In fact, the AWS telco team expect to see huge growth in this area. They project that by 2026, 95% of telcos will deploy data, analytics and AI initiatives to enhance their customer experience and improve their product planning, up from 50% in 2022, according to magical analyst house Gartner. 

However, there are a few industry-specific applications AWS believes to be truly transformative. 

“Already, many telcos leverage AI to augment human interactions and improve the consistency of experience and resolution speed. Generative AI can take these activities one step further, with interactive voice response – an evolution of early chatbots deployments to help customers resolve issues or get answers to questions. In addition, generative AI can help analyse real-time call discussion to provide prompts and resources to agents to help resolve customer inquiries. Customer service agents will play a key role in the process, but we do believe generative AI can reinvent and improve every customer experience and application,” said Vuyyuru.

Continuing his strategic thread here, the AWS telco director suggests that generative AI can also play a key role in all the aspects of the network lifecycle. 

Mobile AI @ infrastructure level

“During installation of network elements, engineers rely on manuals and documented processes. Generative AI can ingest this data and provide interactive guidance and prompts to speed up and simplify installation tasks. Foundation models can also be trained on network topology and configuration data to suggest the configuration of network elements. When there is a network failure, generative AI-based applications can recommend troubleshooting actions and procedures to networking operating engineers,” notes Vuyyuru.

Lastly from AWS, the team say that generative AI can help telcos more easily identify areas where they are losing revenue or incurring revenue leakage. Deployed across business processes, generative AI can examine profits, revenues, various consumer plans, expenses and customer charges to provide recommendations on how to evolve offerings to optimise profits.

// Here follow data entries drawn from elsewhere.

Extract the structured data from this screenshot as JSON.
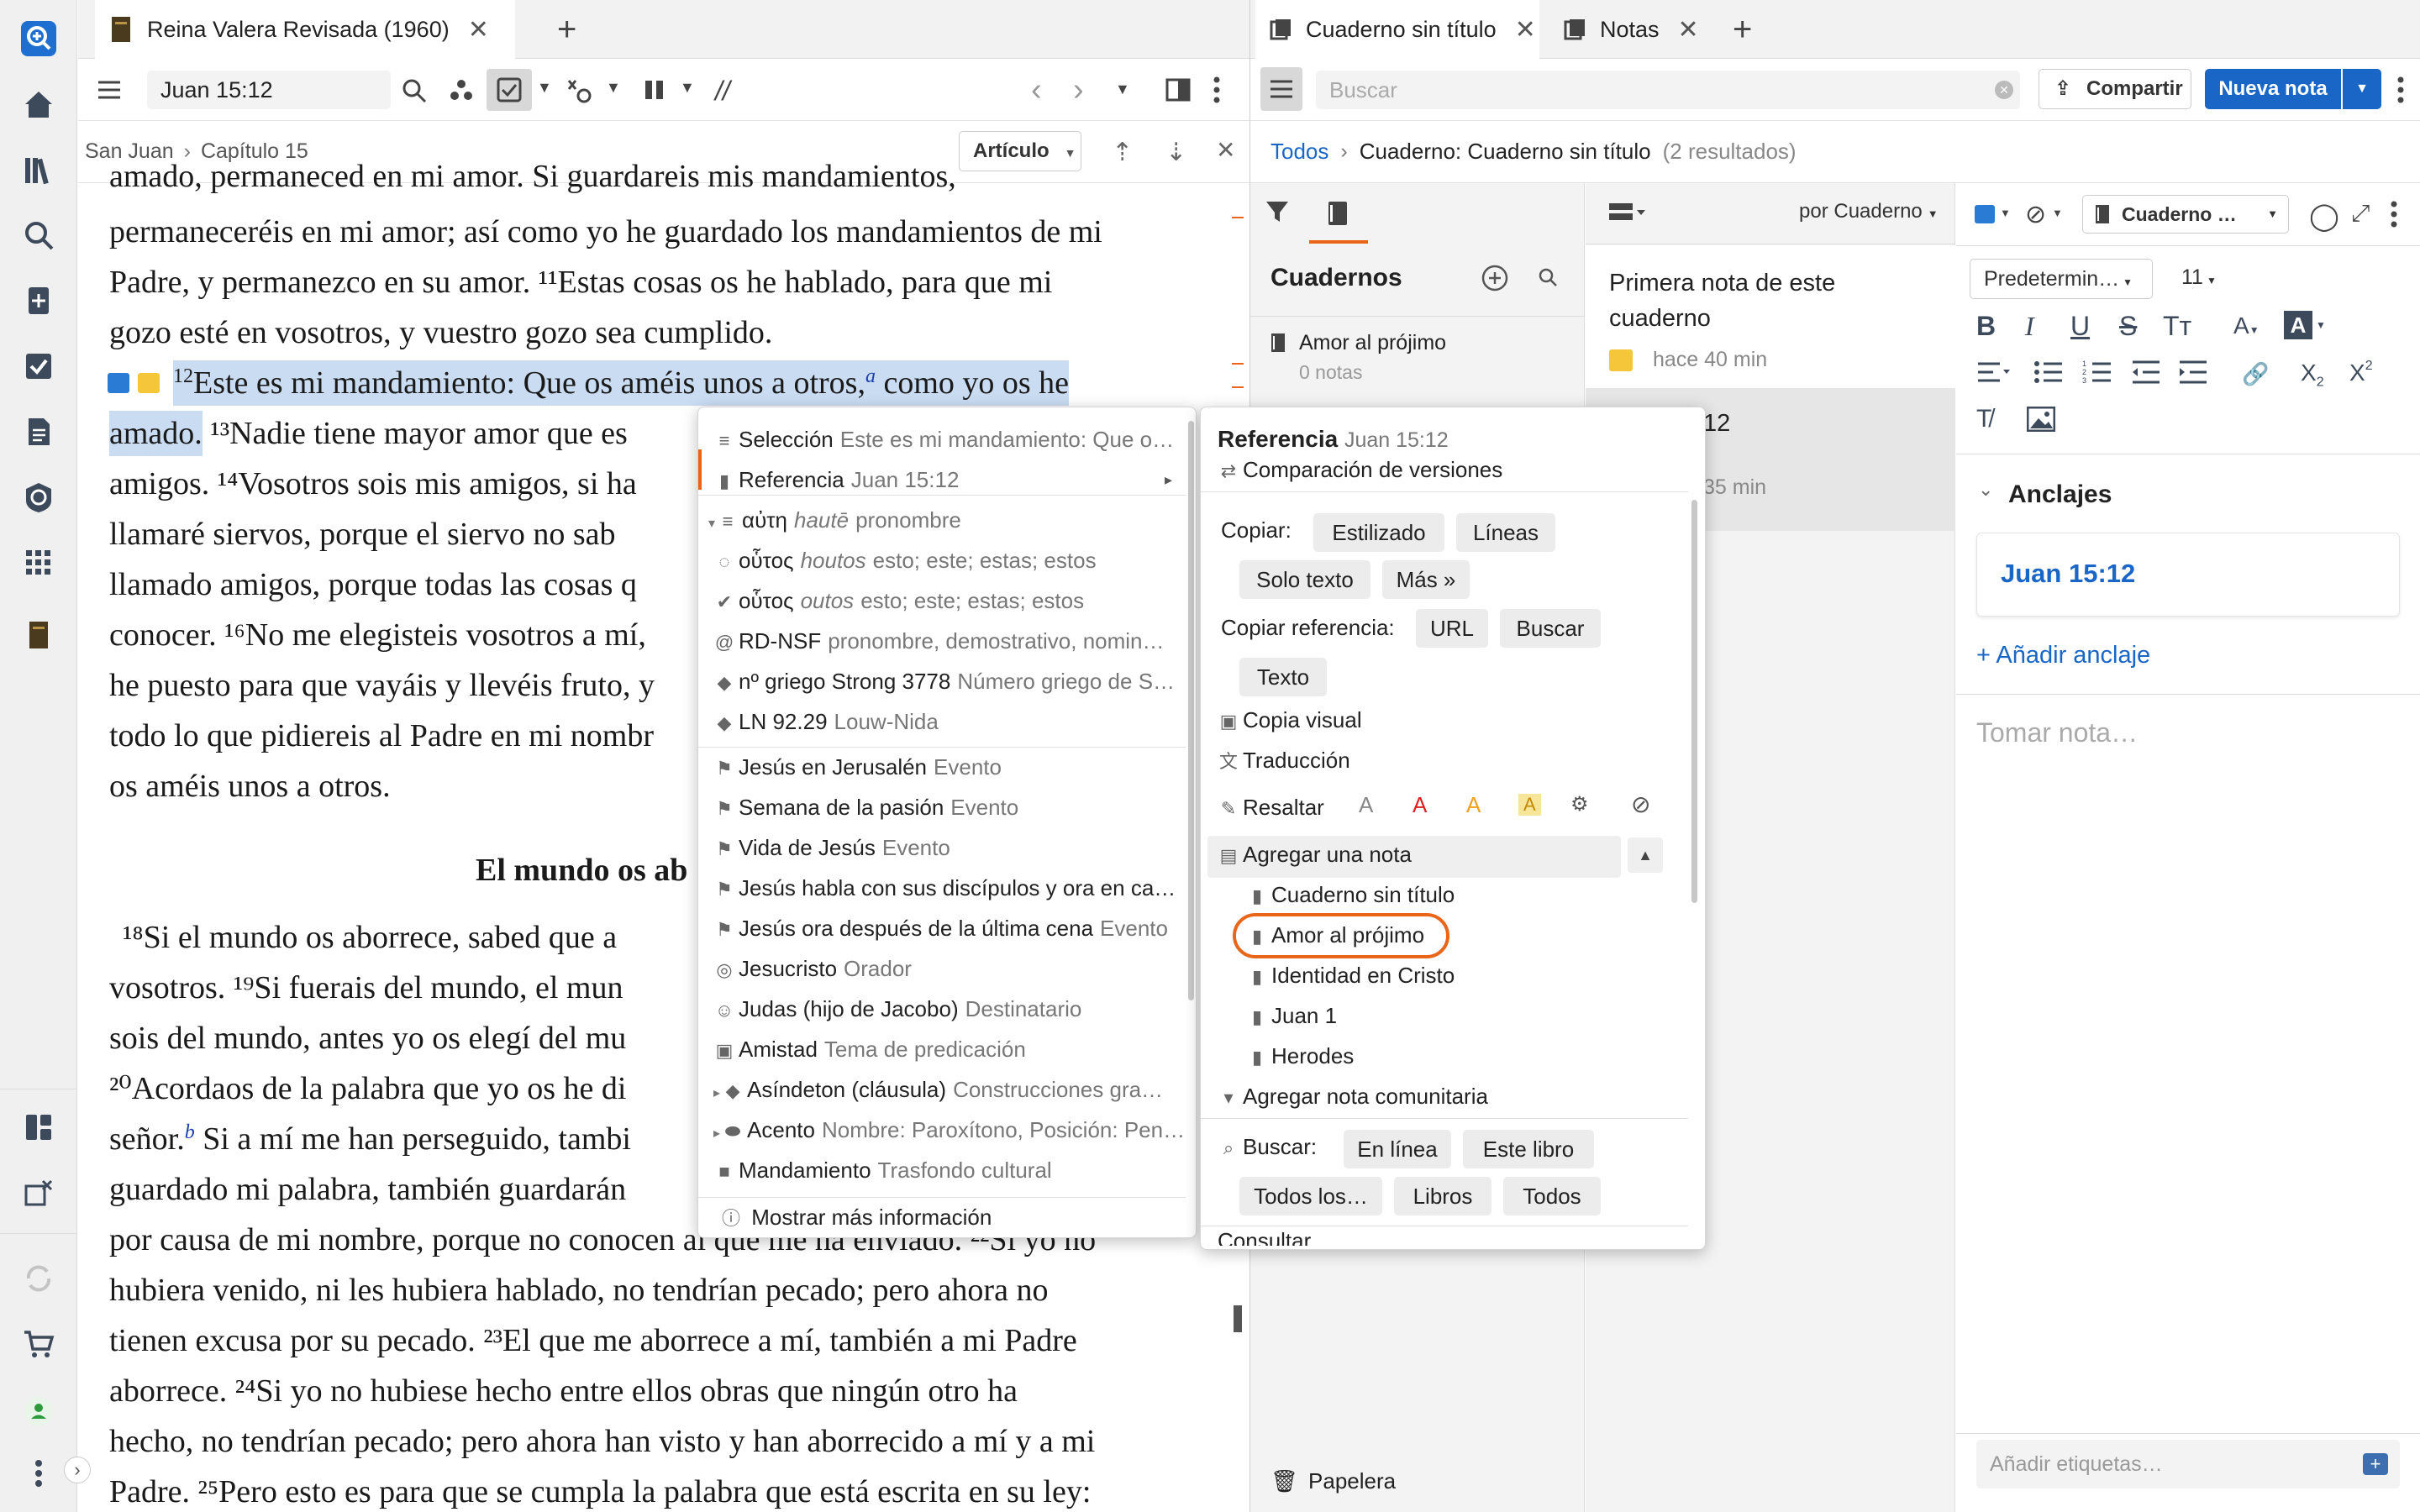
{
  "left_tab": {
    "title": "Reina Valera Revisada (1960)"
  },
  "toolbar": {
    "reference": "Juan 15:12"
  },
  "breadcrumb": {
    "book": "San Juan",
    "chapter": "Capítulo 15",
    "section_select": "Artículo"
  },
  "text": {
    "lines": [
      "amado, permaneced en mi amor. Si guardareis mis mandamientos,",
      "permaneceréis en mi amor; así como yo he guardado los mandamientos de mi",
      "Padre, y permanezco en su amor. ¹¹Estas cosas os he hablado, para que mi",
      "gozo esté en vosotros, y vuestro gozo sea cumplido."
    ],
    "v12_num": "12",
    "v12_text": "Este es mi mandamiento: Que os améis unos a otros,",
    "v12_note": "a",
    "v12_rest": " como yo os he",
    "v12_line2": "amado.",
    "v13": "¹³Nadie tiene mayor amor que es",
    "lines2": [
      "amigos. ¹⁴Vosotros sois mis amigos, si ha",
      "llamaré siervos, porque el siervo no sab",
      "llamado amigos, porque todas las cosas q",
      "conocer. ¹⁶No me elegisteis vosotros a mí,",
      "he puesto para que vayáis y llevéis fruto, y",
      "todo lo que pidiereis al Padre en mi nombr",
      "os améis unos a otros."
    ],
    "heading": "El mundo os ab",
    "lines3": [
      "¹⁸Si el mundo os aborrece, sabed que a",
      "vosotros. ¹⁹Si fuerais del mundo, el mun",
      "sois del mundo, antes yo os elegí del mu",
      "²⁰Acordaos de la palabra que yo os he di",
      "señor.",
      "guardado mi palabra, también guardarán",
      "por causa de mi nombre, porque no conocen al que me ha enviado. ²²Si yo no",
      "hubiera venido, ni les hubiera hablado, no tendrían pecado; pero ahora no",
      "tienen excusa por su pecado. ²³El que me aborrece a mí, también a mi Padre",
      "aborrece. ²⁴Si yo no hubiese hecho entre ellos obras que ningún otro ha",
      "hecho, no tendrían pecado; pero ahora han visto y han aborrecido a mí y a mi",
      "Padre. ²⁵Pero esto es para que se cumpla la palabra que está escrita en su ley:"
    ],
    "v20_note": "b",
    "v20_rest": " Si a mí me han perseguido, tambi"
  },
  "context_menu": {
    "items": [
      {
        "label": "Selección",
        "sub": "Este es mi mandamiento: Que o…",
        "icon": "list"
      },
      {
        "label": "Referencia",
        "sub": "Juan 15:12",
        "icon": "bookmark"
      },
      {
        "label": "αὐτη",
        "sub_i": "hautē",
        "sub": "pronombre",
        "icon": "list"
      },
      {
        "label": "οὗτος",
        "sub_i": "houtos",
        "sub": "esto; este; estas; estos",
        "icon": "refresh"
      },
      {
        "label": "οὗτος",
        "sub_i": "outos",
        "sub": "esto; este; estas; estos",
        "icon": "check"
      },
      {
        "label": "RD-NSF",
        "sub": "pronombre, demostrativo, nomin…",
        "icon": "at"
      },
      {
        "label": "nº griego Strong 3778",
        "sub": "Número griego de S…",
        "icon": "diamond"
      },
      {
        "label": "LN 92.29",
        "sub": "Louw-Nida",
        "icon": "diamond"
      },
      {
        "label": "Jesús en Jerusalén",
        "sub": "Evento",
        "icon": "flag"
      },
      {
        "label": "Semana de la pasión",
        "sub": "Evento",
        "icon": "flag"
      },
      {
        "label": "Vida de Jesús",
        "sub": "Evento",
        "icon": "flag"
      },
      {
        "label": "Jesús habla con sus discípulos y ora en ca…",
        "sub": "",
        "icon": "flag"
      },
      {
        "label": "Jesús ora después de la última cena",
        "sub": "Evento",
        "icon": "flag"
      },
      {
        "label": "Jesucristo",
        "sub": "Orador",
        "icon": "speaker"
      },
      {
        "label": "Judas (hijo de Jacobo)",
        "sub": "Destinatario",
        "icon": "person"
      },
      {
        "label": "Amistad",
        "sub": "Tema de predicación",
        "icon": "podium"
      },
      {
        "label": "Asíndeton (cláusula)",
        "sub": "Construcciones gra…",
        "icon": "diamond"
      },
      {
        "label": "Acento",
        "sub": "Nombre: Paroxítono, Posición: Pen…",
        "icon": "tag"
      },
      {
        "label": "Mandamiento",
        "sub": "Trasfondo cultural",
        "icon": "book"
      }
    ],
    "more": "Mostrar más información"
  },
  "ref_menu": {
    "title": "Referencia",
    "title_sub": "Juan 15:12",
    "compare": "Comparación de versiones",
    "copy_label": "Copiar:",
    "copy_buttons": [
      "Estilizado",
      "Líneas",
      "Solo texto",
      "Más »"
    ],
    "copyref_label": "Copiar referencia:",
    "copyref_buttons": [
      "URL",
      "Buscar",
      "Texto"
    ],
    "visual_copy": "Copia visual",
    "translate": "Traducción",
    "highlight": "Resaltar",
    "add_note": "Agregar una nota",
    "notebooks": [
      "Cuaderno sin título",
      "Amor al prójimo",
      "Identidad en Cristo",
      "Juan 1",
      "Herodes"
    ],
    "community_note": "Agregar nota comunitaria",
    "search_label": "Buscar:",
    "search_buttons": [
      "En línea",
      "Este libro",
      "Todos los…",
      "Libros",
      "Todos"
    ],
    "consult": "Consultar"
  },
  "right_tabs": {
    "notebook": "Cuaderno sin título",
    "notes": "Notas"
  },
  "notes_toolbar": {
    "search_placeholder": "Buscar",
    "share": "Compartir",
    "new_note": "Nueva nota"
  },
  "notes_bread": {
    "all": "Todos",
    "current": "Cuaderno: Cuaderno sin título",
    "count": "(2 resultados)"
  },
  "notebooks_panel": {
    "title": "Cuadernos",
    "items": [
      {
        "name": "Amor al prójimo",
        "count": "0 notas"
      }
    ],
    "trash": "Papelera"
  },
  "notes_list": {
    "sort": "por Cuaderno",
    "notes": [
      {
        "title": "Primera nota de este cuaderno",
        "time": "hace 40 min"
      },
      {
        "title": "12",
        "time": "35 min"
      }
    ]
  },
  "editor": {
    "notebook": "Cuaderno …",
    "style": "Predetermin…",
    "size": "11",
    "anchors_title": "Anclajes",
    "anchor": "Juan 15:12",
    "add_anchor": "+ Añadir anclaje",
    "note_placeholder": "Tomar nota…",
    "tags_placeholder": "Añadir etiquetas…"
  },
  "colors": {
    "accent": "#1a66c7",
    "highlight": "#c9dcf2",
    "orange": "#e8651a"
  }
}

It’s immediately clear that if we ask: how does mobile AI work? Then the answer depends upon whether we’re asking the question from an infrastructure perspective, from a networking and integration perspective, from an application functionality angle or indeed from a user experience viewpoint. In most cases, we should be asking about all these factors if we want a truly robust and rounded answer. If we want to know which innovations are going to be impacting mobile AI by the end of the decade, then we won’t have to wait long either – just hold on please caller.

Image credit: Adrian Bridgwater